- _Supplied entries_
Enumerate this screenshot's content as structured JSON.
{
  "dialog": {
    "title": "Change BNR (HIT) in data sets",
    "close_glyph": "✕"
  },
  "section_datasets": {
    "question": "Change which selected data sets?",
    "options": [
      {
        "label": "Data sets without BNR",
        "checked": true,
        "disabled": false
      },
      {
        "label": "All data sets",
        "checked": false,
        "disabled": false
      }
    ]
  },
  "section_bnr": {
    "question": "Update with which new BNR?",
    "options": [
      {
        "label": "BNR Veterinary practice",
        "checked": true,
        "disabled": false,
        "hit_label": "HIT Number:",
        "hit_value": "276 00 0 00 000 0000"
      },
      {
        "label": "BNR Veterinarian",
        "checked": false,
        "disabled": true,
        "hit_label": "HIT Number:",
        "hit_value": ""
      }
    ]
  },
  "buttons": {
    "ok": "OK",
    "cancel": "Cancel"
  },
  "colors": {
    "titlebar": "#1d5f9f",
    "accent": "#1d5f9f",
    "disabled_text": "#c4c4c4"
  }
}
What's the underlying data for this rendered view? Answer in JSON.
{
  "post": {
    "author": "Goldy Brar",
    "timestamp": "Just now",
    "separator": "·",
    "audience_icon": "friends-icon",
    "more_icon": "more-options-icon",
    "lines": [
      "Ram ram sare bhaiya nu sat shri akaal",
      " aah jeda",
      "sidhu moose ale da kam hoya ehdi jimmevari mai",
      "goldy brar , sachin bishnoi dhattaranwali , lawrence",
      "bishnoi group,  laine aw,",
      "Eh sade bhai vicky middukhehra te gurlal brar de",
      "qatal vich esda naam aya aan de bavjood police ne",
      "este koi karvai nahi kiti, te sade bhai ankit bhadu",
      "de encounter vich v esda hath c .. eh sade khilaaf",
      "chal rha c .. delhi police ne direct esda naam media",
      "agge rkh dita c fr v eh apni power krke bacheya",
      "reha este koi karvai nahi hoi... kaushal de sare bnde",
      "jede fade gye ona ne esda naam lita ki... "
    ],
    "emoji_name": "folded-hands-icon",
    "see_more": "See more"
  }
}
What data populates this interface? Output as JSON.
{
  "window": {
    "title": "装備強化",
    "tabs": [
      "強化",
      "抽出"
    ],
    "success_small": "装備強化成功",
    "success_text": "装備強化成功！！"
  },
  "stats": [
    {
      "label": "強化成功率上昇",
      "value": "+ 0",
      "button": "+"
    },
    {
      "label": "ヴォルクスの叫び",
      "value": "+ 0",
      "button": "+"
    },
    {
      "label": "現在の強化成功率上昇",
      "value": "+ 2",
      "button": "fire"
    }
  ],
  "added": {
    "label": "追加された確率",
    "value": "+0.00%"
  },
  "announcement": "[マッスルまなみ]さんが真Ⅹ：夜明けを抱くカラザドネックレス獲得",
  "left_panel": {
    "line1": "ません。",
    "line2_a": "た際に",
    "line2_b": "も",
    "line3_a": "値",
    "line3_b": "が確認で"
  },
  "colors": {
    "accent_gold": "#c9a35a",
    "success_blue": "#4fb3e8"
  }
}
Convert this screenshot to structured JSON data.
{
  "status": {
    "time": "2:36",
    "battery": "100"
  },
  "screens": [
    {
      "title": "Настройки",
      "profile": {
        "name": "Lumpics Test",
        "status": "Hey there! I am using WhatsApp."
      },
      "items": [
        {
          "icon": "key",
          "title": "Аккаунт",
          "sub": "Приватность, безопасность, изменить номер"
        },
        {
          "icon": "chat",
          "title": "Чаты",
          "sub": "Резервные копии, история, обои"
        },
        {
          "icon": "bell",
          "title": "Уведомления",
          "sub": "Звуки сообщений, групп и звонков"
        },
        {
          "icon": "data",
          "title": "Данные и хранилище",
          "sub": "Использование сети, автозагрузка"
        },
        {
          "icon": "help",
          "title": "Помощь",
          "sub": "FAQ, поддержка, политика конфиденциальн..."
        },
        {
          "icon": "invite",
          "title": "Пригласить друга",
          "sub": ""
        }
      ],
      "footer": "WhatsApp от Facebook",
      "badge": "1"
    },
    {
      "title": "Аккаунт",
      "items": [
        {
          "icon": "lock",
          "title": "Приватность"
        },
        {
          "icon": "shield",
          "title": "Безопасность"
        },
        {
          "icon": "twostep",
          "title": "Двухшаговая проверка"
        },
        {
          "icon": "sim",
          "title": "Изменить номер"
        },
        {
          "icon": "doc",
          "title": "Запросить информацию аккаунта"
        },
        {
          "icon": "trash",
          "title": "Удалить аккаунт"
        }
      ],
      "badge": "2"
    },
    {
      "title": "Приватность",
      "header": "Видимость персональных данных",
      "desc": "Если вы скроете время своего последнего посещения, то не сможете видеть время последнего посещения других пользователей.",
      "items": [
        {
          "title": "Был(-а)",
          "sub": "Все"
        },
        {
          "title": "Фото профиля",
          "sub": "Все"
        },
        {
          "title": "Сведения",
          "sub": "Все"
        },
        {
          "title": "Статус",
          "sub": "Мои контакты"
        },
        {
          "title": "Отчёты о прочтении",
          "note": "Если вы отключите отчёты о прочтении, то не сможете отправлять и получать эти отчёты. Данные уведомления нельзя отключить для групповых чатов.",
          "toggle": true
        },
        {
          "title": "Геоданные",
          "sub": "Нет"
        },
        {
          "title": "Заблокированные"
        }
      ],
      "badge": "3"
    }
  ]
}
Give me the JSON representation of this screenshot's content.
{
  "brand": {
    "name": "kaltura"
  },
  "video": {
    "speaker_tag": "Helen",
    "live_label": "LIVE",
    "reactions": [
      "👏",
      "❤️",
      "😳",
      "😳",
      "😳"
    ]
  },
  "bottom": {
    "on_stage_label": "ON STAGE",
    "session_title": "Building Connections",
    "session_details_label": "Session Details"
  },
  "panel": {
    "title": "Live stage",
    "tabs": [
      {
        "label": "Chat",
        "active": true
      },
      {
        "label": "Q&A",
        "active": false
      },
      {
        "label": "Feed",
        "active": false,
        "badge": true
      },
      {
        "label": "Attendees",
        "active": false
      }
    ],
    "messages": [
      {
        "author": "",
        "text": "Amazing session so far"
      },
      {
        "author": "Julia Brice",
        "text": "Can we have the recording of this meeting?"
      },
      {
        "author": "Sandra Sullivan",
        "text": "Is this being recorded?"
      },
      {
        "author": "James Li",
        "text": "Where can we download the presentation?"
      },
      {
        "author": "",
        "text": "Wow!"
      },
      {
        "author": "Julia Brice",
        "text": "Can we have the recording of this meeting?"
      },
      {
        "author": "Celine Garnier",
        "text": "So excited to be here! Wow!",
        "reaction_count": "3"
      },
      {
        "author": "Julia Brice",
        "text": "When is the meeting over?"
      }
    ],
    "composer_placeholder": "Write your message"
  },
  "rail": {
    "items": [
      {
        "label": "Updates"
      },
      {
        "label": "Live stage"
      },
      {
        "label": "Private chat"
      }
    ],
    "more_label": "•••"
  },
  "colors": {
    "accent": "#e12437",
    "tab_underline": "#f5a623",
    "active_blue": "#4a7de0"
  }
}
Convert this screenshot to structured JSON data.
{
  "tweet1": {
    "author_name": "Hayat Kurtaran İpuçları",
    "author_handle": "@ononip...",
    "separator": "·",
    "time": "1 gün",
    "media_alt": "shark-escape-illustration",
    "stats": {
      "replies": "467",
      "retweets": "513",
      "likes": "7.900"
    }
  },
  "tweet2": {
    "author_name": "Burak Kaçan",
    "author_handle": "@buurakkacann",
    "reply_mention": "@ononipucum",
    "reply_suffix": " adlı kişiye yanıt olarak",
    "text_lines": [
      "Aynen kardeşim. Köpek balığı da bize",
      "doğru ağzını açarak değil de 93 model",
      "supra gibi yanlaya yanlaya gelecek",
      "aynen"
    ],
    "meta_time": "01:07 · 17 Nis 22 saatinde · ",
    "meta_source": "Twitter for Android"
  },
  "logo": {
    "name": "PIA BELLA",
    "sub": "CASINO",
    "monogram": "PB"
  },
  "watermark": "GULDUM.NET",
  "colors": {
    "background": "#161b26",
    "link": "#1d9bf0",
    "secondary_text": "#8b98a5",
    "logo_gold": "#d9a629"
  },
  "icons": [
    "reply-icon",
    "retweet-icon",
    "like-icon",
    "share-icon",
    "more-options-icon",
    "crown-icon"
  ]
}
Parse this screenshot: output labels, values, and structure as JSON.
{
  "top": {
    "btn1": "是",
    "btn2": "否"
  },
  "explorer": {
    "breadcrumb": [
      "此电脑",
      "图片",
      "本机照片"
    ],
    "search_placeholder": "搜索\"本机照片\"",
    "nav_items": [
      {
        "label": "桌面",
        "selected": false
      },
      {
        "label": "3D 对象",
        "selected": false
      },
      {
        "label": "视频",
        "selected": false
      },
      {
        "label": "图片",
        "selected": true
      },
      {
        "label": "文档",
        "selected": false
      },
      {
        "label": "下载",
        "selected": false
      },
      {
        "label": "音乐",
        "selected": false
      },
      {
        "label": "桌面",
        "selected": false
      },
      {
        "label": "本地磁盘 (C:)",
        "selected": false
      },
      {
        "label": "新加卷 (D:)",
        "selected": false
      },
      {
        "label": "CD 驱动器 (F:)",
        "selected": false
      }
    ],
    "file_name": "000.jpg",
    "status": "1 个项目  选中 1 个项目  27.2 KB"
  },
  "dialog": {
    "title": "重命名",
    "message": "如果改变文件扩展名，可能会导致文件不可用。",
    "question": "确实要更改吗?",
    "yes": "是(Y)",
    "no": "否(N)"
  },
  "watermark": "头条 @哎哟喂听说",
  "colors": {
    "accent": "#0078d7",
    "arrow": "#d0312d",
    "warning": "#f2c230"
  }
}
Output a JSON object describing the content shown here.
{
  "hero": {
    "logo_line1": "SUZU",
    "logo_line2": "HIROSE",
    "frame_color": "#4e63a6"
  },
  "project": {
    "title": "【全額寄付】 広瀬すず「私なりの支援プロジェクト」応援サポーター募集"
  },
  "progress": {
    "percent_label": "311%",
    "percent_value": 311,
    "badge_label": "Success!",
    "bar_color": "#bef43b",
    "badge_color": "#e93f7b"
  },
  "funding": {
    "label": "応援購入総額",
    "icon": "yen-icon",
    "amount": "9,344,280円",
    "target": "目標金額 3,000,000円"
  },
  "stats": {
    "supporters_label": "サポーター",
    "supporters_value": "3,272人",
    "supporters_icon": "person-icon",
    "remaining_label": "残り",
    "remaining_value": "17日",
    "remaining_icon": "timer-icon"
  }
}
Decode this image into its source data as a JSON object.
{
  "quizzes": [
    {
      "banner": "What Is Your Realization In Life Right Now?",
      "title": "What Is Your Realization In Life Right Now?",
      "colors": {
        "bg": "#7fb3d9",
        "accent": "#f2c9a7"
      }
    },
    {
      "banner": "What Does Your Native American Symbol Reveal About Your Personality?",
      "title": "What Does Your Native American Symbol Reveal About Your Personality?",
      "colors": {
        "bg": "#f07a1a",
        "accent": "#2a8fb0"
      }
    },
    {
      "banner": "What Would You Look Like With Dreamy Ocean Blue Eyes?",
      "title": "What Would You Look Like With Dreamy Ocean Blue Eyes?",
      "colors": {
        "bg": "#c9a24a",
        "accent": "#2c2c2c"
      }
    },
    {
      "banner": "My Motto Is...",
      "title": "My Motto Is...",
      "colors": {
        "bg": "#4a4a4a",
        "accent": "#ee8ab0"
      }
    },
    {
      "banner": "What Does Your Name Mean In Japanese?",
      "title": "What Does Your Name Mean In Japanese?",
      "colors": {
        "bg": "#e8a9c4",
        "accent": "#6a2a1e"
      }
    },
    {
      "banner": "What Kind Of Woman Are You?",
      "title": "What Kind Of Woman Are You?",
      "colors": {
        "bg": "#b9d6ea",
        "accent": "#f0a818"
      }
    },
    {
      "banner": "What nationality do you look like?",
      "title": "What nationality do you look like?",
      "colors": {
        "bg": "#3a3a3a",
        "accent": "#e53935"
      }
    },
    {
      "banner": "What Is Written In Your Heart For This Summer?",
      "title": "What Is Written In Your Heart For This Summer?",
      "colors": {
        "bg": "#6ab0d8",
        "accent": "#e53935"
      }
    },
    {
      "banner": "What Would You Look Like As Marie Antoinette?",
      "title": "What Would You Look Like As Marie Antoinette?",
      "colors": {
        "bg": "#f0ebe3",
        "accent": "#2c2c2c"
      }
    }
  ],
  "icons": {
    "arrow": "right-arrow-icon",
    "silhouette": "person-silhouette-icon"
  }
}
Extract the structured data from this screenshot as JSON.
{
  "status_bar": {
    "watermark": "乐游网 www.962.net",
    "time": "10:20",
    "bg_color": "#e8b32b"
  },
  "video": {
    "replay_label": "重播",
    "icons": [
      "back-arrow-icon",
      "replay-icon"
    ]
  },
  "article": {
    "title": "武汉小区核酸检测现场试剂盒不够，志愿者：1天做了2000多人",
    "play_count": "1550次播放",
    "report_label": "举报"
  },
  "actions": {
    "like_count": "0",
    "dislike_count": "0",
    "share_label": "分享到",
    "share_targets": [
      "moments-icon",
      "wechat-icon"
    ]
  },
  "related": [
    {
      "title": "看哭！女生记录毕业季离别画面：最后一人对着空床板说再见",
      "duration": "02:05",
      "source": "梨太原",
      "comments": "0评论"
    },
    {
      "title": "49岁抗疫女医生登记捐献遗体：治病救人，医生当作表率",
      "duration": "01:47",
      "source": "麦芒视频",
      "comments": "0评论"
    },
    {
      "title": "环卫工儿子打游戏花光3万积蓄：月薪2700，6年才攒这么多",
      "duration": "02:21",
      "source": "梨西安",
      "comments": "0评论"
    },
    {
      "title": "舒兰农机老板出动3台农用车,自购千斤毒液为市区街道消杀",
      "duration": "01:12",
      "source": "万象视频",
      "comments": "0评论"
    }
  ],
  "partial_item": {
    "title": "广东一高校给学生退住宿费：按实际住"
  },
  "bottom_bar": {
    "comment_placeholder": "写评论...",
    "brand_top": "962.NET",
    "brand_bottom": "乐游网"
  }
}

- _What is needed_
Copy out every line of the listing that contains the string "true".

- _Your response_
        "checked": true,
        "checked": true,
        "disabled": true,
          "toggle": true
        "active": true
        "badge": true
        "selected": true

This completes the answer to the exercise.